Geert Willems, driving force behind the EDM-projects, at his turn continued with an exposé about via reliability. Too difficult to follow for most of us but he showed the need of physical models to understand the parameters that influence the reliability of vias such as via diameter, PCB thickness, the CTEz of the material and the Cu deposit with their degree of importance. He announced that all conclusions will be included in the new DfM Guideline coming soon.
=> As EDM-partner of the early hour Eurocircuits sat down with Geert on this subject some years ago. Based upon his reliability model, we defined the basic material parameters for the base material used in our pooling services. This lead to a better quality of lead free boards and zero material defects during the last 3 years.

Wim Christiaens, NPI Engineer at ACB, returned to the subject of stacked and filled micro-vias and the importance of well filling. He guided us through the challenges of the projects they set up to achieve this properly filled micro-via. He used different BGA configurations to explain the use and the importance of the µBGA design rule table and the relation with the PCB class. If you ever have the need for this technology, you should consider his involvement at an early stage. His explanation of this rather difficult subject was very clear!

The row of presentations was closed with a lecture from Johan De Baets, from IMEC-CMST about Embedded components in printed circuit boards. Traditional printed circuit boards have components on top and/or bottom. Embedded technology started around 1990 with printed resistors and capacitors to arrive at the current stage where silicon and chip become embedded in the PCB. During the last 15 years several methods were developed to embed active components too. Johan introduced the HERMES project: High density integration by Embedded chips for Reduced size and Electronic Systems. To be able to combine and optimize all the available existing technology from design, PCB, PBA and silicon dies many industrial players are working together in this project. It requires a complete new business model to make this project possible.

The event was held in the Verbeke foundations residence and proved to be a perfect location for contemporary art and technology crossover.

National Electronics Week a success
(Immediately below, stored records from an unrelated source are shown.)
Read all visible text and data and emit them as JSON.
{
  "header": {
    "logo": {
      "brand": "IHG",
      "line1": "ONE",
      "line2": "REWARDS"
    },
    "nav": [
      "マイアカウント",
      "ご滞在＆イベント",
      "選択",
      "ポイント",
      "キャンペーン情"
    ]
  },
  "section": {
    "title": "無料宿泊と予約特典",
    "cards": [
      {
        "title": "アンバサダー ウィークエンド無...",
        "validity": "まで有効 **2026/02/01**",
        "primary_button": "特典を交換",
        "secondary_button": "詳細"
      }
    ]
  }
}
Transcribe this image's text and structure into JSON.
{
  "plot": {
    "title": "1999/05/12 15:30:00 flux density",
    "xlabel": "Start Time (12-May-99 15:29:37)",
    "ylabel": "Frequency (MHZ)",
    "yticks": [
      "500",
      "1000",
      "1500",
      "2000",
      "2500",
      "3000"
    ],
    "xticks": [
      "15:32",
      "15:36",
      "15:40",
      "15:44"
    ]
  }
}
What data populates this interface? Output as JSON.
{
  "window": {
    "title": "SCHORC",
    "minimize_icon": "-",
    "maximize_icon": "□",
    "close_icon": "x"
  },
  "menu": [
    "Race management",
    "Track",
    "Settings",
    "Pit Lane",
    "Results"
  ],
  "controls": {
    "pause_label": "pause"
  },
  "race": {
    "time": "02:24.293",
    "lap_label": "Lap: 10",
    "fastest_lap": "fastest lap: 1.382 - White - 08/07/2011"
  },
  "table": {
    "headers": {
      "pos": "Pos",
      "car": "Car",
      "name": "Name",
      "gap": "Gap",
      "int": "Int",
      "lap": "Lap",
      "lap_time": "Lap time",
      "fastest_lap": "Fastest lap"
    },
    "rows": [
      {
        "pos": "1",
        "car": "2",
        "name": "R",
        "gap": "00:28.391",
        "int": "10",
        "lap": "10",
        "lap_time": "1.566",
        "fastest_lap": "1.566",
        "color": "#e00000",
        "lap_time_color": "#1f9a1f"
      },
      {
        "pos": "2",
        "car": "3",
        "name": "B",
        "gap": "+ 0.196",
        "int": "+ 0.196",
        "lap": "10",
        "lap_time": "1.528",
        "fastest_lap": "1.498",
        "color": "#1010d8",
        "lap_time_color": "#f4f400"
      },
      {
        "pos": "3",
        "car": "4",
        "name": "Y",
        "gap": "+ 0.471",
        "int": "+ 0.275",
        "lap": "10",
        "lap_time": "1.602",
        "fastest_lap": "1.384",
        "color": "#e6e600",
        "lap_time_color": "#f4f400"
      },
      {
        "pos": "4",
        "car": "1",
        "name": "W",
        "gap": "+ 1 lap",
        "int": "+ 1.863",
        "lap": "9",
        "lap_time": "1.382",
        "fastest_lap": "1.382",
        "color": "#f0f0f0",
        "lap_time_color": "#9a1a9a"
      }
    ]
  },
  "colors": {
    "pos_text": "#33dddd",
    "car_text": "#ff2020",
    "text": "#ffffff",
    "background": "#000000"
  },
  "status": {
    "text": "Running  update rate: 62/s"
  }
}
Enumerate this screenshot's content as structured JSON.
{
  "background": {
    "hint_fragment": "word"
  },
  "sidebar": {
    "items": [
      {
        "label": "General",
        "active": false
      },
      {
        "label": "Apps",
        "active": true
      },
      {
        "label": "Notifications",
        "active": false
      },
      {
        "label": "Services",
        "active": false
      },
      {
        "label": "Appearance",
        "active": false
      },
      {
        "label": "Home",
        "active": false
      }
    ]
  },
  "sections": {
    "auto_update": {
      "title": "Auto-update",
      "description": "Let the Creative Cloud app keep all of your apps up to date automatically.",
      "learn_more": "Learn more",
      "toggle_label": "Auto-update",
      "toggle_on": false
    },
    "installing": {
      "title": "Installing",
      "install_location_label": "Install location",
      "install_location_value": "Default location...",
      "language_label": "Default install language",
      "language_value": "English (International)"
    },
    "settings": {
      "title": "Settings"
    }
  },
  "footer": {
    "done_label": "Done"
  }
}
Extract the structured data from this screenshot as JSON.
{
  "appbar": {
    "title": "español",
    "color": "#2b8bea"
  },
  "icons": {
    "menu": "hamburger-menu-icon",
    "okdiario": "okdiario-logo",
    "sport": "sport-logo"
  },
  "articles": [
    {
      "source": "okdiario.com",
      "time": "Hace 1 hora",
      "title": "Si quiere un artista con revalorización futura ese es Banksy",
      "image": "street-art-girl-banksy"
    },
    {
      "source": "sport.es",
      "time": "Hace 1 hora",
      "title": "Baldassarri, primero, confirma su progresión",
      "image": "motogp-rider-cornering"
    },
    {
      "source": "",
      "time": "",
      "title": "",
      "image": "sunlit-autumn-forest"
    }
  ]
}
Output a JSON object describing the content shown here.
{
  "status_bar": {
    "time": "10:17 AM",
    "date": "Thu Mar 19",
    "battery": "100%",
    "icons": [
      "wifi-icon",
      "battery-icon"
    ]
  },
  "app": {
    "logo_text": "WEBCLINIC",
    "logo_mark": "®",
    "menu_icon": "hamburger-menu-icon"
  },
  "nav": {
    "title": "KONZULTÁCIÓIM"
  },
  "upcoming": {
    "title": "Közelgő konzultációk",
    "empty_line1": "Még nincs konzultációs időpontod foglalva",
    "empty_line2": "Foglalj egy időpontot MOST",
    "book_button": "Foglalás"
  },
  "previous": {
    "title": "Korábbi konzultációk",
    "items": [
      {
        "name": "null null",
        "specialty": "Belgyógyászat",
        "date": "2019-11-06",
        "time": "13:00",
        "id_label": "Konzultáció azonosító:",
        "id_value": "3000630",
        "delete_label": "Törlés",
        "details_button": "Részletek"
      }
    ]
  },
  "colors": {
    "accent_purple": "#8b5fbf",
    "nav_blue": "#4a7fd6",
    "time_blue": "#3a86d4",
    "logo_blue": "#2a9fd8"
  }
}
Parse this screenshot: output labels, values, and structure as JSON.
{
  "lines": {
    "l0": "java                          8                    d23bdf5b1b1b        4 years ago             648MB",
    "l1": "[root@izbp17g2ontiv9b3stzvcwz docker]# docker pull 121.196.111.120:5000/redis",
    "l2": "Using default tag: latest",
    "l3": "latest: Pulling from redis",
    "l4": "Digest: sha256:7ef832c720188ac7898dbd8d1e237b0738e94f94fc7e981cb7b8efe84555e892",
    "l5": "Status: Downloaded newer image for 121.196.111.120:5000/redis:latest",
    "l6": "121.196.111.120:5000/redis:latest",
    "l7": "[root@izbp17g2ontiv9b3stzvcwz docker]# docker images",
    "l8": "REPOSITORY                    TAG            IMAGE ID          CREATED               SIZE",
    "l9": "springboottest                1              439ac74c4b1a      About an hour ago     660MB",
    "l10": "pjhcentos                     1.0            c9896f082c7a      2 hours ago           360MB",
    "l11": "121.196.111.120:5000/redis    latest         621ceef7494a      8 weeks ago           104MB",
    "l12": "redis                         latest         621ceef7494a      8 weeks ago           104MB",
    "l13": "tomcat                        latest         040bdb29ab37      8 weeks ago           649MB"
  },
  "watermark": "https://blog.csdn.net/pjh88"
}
National Electronics Week 2012 took place at the NEC in Birmingham on 18 – 19 April. OK, it’s not really a week, but the organisers took over the name five or six years ago from a show almost lost in the mists of time.

Demand for prototype and small batch PCBs is strong. A lot of people came onto the stand asking specifically how we could offer them a better prototype and small batch service. We explained our pooling services and demonstrated how to get prices off the website. The response to the website and to the prices was very positive and we received our first order from a new customer two days after the end of the show.

We met a number of customers as well, always a pleasure. Several had come specially to see the beta version of the new PCB Visualizer software which had its first public viewing at the show. The new software will allow you to see your board layers as soon as the job is uploaded, so that you can check right away that everything looks OK. PCB Visualizer will be rolled out over the next few weeks and more functionality will be added during the rest of the year to make handling data issues clearer and quicker.

On a lighter note our stand was a few metres from the “Bobs Box AKA the Cyclone Game Cube” as-seen-on-TV challenge. Competitors stand in a transparent box and try to catch as many red balls as they can out of a shower of balls of many colours being blasted up from the floor. Google it for YouTube videos. This proved a big crowd-puller, especially when one or two short-skirted stand hostesses were trying. No pictures of them, I’m afraid, but you can see Uwe Doerr in action.